  • Gerald Moore

    The problem here is ultimately about the claimant. It’s about what he is calling god and not how those who don’t believe his claim. I wouldn’t call a pantheist an atheist no matter what his definition. I would call myself a theist with regard to things I believe exist, like the universe. If, for instance, someone wants to claim they are a theist, defines god as the universe or a hair brush and then asks me if I’m also a theist, I would answer “yes,” since I believe the universe exists as well as hair brushes.

    If the definition of a god becomes so ill-defined that it is indistinguishable from things that exist and have names, then the discussion becomes silly. If god boils down to a nebulous feeling of awe and wonder, then I’m a theist. But I classify myself as an atheist in casual conversation because the word “god” generally carries with it a tis bit more baggage than that.

    If the pantheist goes any further and says the universe (or a hair brush) is a sentient thinking mind with a purpose, then I become an atheist again.

  • Kevcol

    Maybe, but I doubt it, in another two thousand years, you theists will be able to give a coherent definition of your deity but do continue to call “it” “God” so as to contribute to maximum confusion…likewise for “ground of all being” because we all know that the ground of all being is the matter and energy of the universe.
    Count me as one who scoffs at all of your navel gazing definitions of deities as nothing but con artistry that would never be so prevalent if it were not so profitable.

    • Speaking as an atheist myself, I think it’s safe to ignore Kevcol’s comment as unproductive and trollish.

      • Kevcol

        Oh, the irony! I addressed the OP and made a substantive comment but along comes Beau, who addresses nothing that the OP or I wrote and offers nothing but an insult, now who’s unproductive and trollish?
        I’m waiting on any of you brave “souls” including the click baiting blogger to say something substantive yet all that you can manage is the same old crap.

        • Irony? My “insult” was to call your comment trollish; your so-called “substantive” comment was to call all theists, navel gazers and con artists.

          Now you say that everything on this post is “crap”. You’re not fooling anyone, Kevcol.

          • Kevcol

            So, now you resort to lying? Please point out where I called all theists navel gazers and con artists.

            Everything in McGrath’s post is the “same old crap”! Can you point to something new?

          • Oh, so now you want to parse your words in order to accuse me of lying?

            Perhaps I was mistaken! Perhaps, when you addressed your comment to “you theists”, you didn’t mean “theists” generally, but only the theists who happened to be commenting on this blog post? Well, in that case, your navel gazing and con artist insults are still far more insulting than my statement that your comment was “trollish”.

            And when I call one comment “trollish”, it’s an “insult”; but presumably not when you call virtually the entire post “crap”?

            No, “trollish” was the right word from the start.

  • mutie

    “Is saying that God is not a thing saying that God is nothing, or elevating God above the level of things?”

    None of the above. Atheism is exactly saying “‘god’ is an idea created by people.” All other arguments are marginal to this thesis.

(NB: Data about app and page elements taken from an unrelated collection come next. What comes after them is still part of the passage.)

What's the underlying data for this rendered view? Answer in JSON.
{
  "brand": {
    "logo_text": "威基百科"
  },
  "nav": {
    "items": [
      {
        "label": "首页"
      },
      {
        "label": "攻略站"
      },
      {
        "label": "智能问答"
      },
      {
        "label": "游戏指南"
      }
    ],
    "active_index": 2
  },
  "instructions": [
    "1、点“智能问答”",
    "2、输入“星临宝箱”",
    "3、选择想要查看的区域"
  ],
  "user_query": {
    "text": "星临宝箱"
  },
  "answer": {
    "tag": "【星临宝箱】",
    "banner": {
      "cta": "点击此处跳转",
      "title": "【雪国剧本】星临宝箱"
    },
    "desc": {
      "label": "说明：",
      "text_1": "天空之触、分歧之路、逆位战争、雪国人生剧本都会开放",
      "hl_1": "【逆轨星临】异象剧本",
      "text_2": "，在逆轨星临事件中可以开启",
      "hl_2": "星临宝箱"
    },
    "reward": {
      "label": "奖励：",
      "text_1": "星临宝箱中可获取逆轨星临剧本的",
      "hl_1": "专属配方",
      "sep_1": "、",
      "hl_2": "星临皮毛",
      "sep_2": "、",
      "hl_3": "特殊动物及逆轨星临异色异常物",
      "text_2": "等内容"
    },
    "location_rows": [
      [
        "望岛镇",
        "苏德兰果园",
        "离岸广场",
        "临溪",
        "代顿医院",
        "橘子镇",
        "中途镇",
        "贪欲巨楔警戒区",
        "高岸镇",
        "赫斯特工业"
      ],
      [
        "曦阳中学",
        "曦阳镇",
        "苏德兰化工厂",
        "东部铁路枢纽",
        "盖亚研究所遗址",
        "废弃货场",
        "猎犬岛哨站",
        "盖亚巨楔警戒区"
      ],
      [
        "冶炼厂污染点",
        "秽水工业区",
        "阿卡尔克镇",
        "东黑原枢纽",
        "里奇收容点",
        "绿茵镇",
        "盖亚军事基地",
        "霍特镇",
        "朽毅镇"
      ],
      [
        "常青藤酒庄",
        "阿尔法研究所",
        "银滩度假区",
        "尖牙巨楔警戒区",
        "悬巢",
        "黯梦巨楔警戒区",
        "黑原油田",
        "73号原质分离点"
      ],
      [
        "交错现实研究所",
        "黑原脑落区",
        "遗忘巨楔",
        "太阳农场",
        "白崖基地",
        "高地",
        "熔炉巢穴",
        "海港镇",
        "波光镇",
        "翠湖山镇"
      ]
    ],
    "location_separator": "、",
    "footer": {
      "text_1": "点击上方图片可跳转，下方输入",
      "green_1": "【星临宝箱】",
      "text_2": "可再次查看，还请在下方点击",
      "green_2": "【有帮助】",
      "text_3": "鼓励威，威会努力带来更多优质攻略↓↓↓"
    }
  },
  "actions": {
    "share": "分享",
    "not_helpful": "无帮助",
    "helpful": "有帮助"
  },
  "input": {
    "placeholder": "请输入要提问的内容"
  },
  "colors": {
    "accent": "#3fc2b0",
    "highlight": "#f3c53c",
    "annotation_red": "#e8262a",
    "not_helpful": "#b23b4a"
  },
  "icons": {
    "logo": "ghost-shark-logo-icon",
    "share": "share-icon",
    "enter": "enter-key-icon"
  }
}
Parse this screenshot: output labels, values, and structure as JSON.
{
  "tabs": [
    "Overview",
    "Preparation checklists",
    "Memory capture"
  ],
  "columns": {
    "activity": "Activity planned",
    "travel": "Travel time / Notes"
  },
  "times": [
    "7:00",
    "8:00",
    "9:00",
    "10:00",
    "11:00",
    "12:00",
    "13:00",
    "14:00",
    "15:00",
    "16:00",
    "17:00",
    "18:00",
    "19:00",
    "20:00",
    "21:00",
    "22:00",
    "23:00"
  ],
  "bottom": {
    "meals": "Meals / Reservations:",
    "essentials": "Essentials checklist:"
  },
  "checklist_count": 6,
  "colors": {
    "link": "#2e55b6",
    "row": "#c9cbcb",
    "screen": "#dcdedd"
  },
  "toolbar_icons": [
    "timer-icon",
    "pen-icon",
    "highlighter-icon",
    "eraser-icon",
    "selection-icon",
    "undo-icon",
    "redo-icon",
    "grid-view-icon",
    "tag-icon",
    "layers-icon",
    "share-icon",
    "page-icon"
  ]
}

It’s the only thesis related to the idea of ‘god’ that withstands the test of proof. If you live your life accepting things for which there is no proof, there are ways for the rest of us to describe your mental methods, but that does not make the products of your mental method “real” in the same sense a rock is provably real.

  • Ambaa

    To Hindus, God is everything. God is the ultimate beyond personification and God is also every molecule of everything in creation. God is the manifest and the unmanifest. God is the image of Shiva, Vishnu, Ganesha, etc. And is also beyond all divisions of personhood. God is love and God is human beings and God is the power and breath of the universe. We don’t need to make any division lines at all.